Color is an important piece of the interior design puzzle. I’m fascinated by color’s influence on the feel of a room. You’ve probably heard that red is invigorating, but most people don’t want a lot of red. Greens and blues soothe the nerves. Yellow is cheerful and inspires creativity, but, like red, can come across too strong. This is how color psychology for interior design comes into play.
Color choice comes down to personal preference and how colors affect people. I love red; it energizes me! I often ask clients their favorite colors and the colors that they hate. (If you can’t figure it, out go look in your closet.) With some clients, we’ve even done wonders with purple.
At the start of all my projects, I ask each client, “What is your favorite color?” “What is your least favorite color?” Both are equally important. This comes down to: “What colors do you use?” We start with that. Then, frequently there will be something that they show me – a piece of art or a travel memento. One time, clients brought in handcrafted ceramic dinnerware they loved. There’s usually some little piece that inspires their color scheme.
I delve deeply into color psychology for interior design. We each have psychological associations to color. These feelings typically stem from childhood environment and culture.
I’m not surprised by many of my clients’ aversion to red, but I am surprised that few people like green. Green permeates our natural world. I recommend that if you want the organic effects of green, you explore the variations.
A common mistake is to go too pure, too bright. Look at the paint swatches and go 2-3 shades darker or more grey. Going darker is always better than lighter because it tones down the room. Always paint samples on your walls. Lighting and color are two peas in a pod. A teal green can look blue during different times of day, depending on how the sun shines on it.
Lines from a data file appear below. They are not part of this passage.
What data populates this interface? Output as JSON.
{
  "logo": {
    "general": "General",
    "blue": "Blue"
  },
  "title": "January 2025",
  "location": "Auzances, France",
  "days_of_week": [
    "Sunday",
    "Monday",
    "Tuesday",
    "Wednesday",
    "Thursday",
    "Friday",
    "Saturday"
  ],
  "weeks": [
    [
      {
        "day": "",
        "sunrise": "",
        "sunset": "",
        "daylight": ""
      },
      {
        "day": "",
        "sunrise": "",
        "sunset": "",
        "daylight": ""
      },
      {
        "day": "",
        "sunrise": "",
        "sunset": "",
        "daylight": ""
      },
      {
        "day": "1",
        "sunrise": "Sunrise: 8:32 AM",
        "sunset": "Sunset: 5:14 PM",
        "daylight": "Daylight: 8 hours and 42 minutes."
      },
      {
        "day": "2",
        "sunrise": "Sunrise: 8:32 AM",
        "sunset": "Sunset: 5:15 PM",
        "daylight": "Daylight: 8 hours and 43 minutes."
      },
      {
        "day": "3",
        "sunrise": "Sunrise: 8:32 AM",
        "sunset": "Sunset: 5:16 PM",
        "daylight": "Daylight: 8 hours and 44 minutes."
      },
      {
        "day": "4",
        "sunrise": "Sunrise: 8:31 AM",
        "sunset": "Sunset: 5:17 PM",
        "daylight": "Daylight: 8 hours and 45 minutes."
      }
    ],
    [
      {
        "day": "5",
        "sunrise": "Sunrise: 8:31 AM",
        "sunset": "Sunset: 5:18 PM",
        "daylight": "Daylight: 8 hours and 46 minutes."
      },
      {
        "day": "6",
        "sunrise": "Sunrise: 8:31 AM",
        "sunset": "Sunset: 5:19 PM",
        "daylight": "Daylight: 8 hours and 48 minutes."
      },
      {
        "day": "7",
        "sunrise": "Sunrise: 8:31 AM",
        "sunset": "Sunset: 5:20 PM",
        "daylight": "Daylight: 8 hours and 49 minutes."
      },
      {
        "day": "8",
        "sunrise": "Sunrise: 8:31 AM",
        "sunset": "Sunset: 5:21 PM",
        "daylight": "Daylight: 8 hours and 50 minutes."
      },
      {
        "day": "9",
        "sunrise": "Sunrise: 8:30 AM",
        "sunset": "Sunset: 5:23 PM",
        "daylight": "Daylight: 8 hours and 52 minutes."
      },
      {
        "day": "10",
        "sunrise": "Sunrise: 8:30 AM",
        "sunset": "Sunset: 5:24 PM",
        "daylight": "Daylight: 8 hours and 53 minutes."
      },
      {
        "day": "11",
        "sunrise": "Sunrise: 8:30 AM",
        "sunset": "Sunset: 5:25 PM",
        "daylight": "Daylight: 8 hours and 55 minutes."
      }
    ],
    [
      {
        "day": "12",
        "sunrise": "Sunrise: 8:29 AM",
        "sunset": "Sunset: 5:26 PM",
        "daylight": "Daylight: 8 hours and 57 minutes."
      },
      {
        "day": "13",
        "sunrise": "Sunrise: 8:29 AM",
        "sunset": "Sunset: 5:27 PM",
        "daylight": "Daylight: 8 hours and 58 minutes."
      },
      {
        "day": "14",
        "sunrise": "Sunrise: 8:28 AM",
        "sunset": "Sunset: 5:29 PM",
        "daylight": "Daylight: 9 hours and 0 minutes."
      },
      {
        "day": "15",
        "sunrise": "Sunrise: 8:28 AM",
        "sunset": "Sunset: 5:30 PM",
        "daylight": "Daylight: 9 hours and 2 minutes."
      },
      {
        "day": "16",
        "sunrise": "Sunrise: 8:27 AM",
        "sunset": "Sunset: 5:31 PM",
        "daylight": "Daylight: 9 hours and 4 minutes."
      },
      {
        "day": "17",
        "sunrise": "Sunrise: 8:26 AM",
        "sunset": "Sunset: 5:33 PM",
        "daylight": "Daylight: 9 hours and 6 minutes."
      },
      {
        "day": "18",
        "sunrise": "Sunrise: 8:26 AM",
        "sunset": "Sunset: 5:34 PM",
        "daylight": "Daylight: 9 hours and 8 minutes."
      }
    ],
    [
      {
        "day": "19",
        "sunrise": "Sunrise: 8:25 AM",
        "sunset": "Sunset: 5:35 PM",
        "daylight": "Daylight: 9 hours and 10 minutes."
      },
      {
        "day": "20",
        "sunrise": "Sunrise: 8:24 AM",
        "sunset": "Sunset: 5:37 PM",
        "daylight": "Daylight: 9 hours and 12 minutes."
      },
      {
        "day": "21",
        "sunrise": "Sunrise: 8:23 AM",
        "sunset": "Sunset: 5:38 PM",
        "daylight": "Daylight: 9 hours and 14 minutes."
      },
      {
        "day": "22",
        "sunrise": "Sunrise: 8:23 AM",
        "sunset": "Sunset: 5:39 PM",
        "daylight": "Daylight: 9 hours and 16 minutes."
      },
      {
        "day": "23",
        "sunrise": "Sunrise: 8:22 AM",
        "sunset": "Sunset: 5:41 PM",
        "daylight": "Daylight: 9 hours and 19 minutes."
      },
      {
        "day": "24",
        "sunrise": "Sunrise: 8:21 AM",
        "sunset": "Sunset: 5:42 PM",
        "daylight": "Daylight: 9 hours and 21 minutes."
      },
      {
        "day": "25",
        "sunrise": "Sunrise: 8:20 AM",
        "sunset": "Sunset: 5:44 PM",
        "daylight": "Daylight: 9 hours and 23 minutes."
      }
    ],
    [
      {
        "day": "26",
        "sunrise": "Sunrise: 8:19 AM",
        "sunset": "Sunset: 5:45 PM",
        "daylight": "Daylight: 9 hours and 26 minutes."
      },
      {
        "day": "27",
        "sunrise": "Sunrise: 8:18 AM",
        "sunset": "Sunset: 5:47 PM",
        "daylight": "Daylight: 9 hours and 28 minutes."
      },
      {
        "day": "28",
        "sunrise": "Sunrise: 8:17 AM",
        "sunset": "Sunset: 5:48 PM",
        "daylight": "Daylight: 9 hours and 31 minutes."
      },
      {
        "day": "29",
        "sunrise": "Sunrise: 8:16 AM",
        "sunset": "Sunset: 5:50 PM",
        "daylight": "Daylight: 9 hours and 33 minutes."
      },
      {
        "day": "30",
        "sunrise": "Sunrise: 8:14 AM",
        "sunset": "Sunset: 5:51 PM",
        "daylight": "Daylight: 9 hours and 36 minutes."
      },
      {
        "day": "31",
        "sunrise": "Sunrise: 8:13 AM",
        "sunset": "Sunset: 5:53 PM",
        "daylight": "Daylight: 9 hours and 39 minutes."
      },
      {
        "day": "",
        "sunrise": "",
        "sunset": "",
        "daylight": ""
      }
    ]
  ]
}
Color choice affects how we feel throughout the day. Color psychology for interior design proves that greens and blues promote concentration; they are good shades for an office. Calming, darker tones of blue and green make a bedroom feel like a cocoon. Generally, a darker color is more conducive to helping you sleep, and a brighter color for waking up.
Clients care about color. Subconsciously, color psychology for interior design influences our everyday lives. We always have opinions on color, whether for car or shirt. We are affected by colors and gravitate toward the ones we like and away from the ones we dislike.
Which colors are prevalent in your life? How do they enrich your soul?